┌─ Task material
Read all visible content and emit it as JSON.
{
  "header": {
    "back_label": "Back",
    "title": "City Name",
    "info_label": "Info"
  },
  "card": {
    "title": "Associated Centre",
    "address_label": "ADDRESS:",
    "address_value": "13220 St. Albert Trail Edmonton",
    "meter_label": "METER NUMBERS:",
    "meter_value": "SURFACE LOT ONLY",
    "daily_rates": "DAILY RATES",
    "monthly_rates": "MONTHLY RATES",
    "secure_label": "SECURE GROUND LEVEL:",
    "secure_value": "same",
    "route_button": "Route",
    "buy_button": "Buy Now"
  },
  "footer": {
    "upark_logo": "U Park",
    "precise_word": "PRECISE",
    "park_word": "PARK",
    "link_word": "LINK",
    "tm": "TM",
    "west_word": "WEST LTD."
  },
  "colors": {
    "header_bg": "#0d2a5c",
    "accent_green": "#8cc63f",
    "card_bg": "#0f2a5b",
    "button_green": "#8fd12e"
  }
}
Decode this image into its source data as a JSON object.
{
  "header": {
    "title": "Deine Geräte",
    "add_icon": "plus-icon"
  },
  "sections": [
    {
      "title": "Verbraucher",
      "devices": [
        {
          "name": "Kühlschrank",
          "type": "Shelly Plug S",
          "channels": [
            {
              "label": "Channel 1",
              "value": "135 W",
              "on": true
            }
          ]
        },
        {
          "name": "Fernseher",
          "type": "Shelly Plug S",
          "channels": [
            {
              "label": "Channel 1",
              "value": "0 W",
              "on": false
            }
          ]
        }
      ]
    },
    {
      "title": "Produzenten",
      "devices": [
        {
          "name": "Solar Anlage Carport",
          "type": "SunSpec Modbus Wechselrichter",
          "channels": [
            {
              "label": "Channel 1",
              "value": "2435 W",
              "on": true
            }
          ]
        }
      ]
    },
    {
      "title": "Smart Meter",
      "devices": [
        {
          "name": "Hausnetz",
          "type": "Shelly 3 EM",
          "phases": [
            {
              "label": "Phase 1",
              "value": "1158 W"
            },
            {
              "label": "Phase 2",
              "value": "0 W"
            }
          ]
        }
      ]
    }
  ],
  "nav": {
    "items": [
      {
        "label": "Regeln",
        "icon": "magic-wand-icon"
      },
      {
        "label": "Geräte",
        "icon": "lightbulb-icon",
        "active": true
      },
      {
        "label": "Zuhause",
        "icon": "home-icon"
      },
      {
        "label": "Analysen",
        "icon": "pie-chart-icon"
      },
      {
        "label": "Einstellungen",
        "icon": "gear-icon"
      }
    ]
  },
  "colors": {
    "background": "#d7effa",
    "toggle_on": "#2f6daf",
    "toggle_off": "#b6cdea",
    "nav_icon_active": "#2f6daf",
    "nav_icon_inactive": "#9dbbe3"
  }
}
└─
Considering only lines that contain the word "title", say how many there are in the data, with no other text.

6